A Bradley Fighting Vehicle, with the Lincoln Memorial in the background. Photo: Andrew Caballero-Reynolds/AFP/Getty Images

For the first time since the U.S. defeated Iraq in the original Iraq War of 1991, two M1 Abrams tanks will roll through D.C. on Thursday as part of a military parade requested by President Trump.

Why it matters: "Pentagon officials have long been reluctant to parade tanks, missiles and other weapons through the nation’s capital like the authoritarian leaders of North Korea and China," NYT notes.

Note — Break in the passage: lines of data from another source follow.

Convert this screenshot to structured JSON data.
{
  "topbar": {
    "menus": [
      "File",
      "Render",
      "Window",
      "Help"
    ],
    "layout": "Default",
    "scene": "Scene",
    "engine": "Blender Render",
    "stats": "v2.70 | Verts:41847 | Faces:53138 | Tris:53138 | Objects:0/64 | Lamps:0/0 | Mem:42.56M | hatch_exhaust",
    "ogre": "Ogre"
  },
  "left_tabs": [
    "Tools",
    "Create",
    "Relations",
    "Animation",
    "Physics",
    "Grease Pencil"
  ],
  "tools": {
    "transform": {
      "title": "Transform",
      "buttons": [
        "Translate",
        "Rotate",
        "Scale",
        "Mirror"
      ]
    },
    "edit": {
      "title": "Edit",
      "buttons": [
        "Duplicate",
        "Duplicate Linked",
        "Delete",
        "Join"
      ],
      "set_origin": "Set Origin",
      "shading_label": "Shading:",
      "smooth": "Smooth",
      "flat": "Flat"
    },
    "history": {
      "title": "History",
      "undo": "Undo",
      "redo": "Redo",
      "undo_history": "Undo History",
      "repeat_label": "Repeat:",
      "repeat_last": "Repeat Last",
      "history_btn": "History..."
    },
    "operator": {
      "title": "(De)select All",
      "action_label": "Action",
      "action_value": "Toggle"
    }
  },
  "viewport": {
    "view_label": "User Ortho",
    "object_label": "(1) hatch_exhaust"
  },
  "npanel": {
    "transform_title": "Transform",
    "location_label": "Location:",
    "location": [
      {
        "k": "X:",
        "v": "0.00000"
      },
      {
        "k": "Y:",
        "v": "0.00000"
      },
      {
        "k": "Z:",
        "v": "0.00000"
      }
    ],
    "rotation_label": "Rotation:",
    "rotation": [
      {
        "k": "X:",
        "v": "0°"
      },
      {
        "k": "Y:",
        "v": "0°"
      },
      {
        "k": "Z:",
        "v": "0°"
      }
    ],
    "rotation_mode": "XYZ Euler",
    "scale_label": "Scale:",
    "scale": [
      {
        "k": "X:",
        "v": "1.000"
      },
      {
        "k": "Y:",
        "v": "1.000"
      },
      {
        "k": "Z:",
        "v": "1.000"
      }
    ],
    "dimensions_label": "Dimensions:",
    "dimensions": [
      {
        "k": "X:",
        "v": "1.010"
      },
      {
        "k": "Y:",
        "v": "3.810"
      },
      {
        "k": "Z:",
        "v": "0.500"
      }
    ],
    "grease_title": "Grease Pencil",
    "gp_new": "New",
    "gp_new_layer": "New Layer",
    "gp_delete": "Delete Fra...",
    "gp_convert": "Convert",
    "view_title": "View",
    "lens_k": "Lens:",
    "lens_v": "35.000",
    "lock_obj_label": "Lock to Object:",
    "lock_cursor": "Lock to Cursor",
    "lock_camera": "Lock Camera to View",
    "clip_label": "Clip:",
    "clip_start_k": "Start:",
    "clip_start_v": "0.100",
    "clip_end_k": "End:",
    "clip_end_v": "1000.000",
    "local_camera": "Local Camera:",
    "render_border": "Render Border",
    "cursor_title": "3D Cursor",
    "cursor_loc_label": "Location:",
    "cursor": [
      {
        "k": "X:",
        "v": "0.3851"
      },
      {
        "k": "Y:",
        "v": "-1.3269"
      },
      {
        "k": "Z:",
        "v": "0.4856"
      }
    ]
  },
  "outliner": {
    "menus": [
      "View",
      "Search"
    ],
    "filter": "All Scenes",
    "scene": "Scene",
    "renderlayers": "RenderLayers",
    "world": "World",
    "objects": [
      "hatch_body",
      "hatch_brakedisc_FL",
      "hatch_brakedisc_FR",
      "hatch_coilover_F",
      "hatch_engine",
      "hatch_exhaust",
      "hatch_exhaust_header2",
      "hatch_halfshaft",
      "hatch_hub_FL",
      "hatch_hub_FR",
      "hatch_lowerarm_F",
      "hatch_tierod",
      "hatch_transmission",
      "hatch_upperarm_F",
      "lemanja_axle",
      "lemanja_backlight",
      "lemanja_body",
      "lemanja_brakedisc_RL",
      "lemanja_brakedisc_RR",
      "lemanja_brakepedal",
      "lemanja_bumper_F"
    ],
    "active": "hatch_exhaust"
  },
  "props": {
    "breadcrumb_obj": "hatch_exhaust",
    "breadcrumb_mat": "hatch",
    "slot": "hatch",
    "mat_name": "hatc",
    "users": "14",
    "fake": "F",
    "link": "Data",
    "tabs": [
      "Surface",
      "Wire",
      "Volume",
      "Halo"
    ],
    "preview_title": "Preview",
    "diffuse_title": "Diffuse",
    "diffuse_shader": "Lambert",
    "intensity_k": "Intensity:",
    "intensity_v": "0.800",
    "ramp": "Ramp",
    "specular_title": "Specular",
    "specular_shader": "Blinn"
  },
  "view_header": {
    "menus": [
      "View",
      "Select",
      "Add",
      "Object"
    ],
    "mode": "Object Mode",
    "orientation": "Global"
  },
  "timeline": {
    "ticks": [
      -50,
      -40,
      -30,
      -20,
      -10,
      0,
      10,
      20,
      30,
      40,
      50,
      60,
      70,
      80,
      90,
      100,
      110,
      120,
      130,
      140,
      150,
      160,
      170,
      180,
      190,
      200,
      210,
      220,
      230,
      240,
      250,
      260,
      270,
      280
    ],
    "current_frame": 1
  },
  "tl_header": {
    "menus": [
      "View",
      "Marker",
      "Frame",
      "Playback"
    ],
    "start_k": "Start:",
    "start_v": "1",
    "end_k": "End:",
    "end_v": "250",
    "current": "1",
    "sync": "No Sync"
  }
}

  • "But Mr. Trump believes that the inclusion of tanks and other weapons ... would help to transform the capital city’s annual event into the kind of military celebration he has long wanted."
People pose in front of a Bradley Fighting Vehicle and the Lincoln Memorial. Photo: Alastair Pike/AFP/Getty Images

Driving the news: Local officials are concerned that the heavy vehicles (Abrams tanks can reach 70 tons) could damage local roads — especially around the National Mall.

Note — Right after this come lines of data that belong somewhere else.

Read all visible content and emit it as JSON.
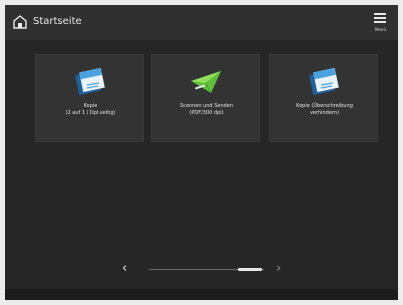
{
  "header": {
    "title": "Startseite",
    "menu_label": "Menü"
  },
  "tiles": [
    {
      "label_line1": "Kopie",
      "label_line2": "(2 auf 1 / Dpl.seitig)",
      "icon": "copy-icon"
    },
    {
      "label_line1": "Scannen und Senden",
      "label_line2": "(PDF/300 dpi)",
      "icon": "scan-send-icon"
    },
    {
      "label_line1": "Kopie (Überschreibung",
      "label_line2": "verhindern)",
      "icon": "copy-icon"
    }
  ],
  "pager": {
    "prev": "‹",
    "next": "›",
    "pages": 2,
    "current_page": 2
  },
  "colors": {
    "background": "#262626",
    "header": "#303030",
    "tile": "#333333",
    "accent_blue": "#4aa3e0",
    "accent_green": "#5fbf3a"
  }
}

  • D.C.'s City Council to Trump, via tweet: "We have said it before, and we’ll say it again: Tanks, but no tanks.”
  • Trump on Monday: "You've got to be pretty careful with the tanks because the roads have a tendency not to like to carry heavy tanks, so we have to put them in certain areas."
Two M1A2 Abrams tanks (the closest ones) and other military vehicles sit on guarded rail cars in D.C. Photo: Mark Wilson/Getty Images

Another point of concern: "The National Park Service is diverting nearly $2.5 million in entrance and recreation fees primarily intended to improve parks across the country to cover costs" of the parade, the Washington Post reports.

  • "By comparison, according to former Park Service deputy director Denis P. Galvin, the entire Fourth of July celebration on the Mall typically costs the agency about $2 million."
  • WashPost: "The cost of a military parade Trump wanted to stage last year was about $92 million, including $50 million in Defense Department expenses, defense officials said at the time."
One of two Bradley Fighting Vehicles is parked next to the Lincoln Memorial. Photo: Andrew Harnik

Go deeper

Updated 2 hours ago - World

Pandemic plunges U.K. into "largest recession on record"

The scene near the Royal Exchange and the Bank of England in the City of London, England. Photo: Tolga Akmen/AFP via Getty Images

The United Kingdom slumped into recession as its gross domestic product GDP shrank 20.4% compared with the first three months of the year, the Office of National Statistics (ONS) confirmed Wednesday.

Why it matters: Per an ONS statement, "It is clear that the U.K. is in the largest recession on record." The U.K. has faired worse than any other major European economy from coronavirus lockdowns, Bloomberg notes. And finance minister Rishi Sunak warns the situation is likely to worsen.

Updated 2 hours ago - Health

World coronavirus updates

Data: The Center for Systems Science and Engineering at Johns Hopkins; Map: Axios Visuals

The United Kingdom slumped into recession on Wednesday, as its gross domestic product GDP shrank 20.4% compared with the first three months of the year.

By the numbers: Over 741,400 people have died of the novel coronavirus globally and more than 20.2 million have tested positive, per Johns Hopkins. Almost 12.6 million have recovered from the virus.

Updated 3 hours ago - Politics & Policy

Coronavirus dashboard

Illustration: Annelise Capossela/Axios

  1. Global: Total confirmed cases as of 3 a.m. ET: 20,294,091 — Total deaths: 741,420— Total recoveries: 12,591,454Map.
  2. U.S.: Total confirmed cases as of 3 a.m. ET: 5,141,207 — Total deaths: 164,537 — Total recoveries: 1,714,960 — Total tests: 63,252,257Map.
  3. States: Georgia reports 137 coronavirus deaths, setting new daily record Florida reports another daily record for deaths.
  4. Health care: Trump administration buys 100 million doses of Moderna's coronavirus vaccine.
  5. Business: Moderna reveals it may not hold patent rights for vaccine.
  6. Sports: Big Ten scraps fall football season.
  7. World: Anthony Fauci "seriously" doubts Russia's coronavirus vaccine is safe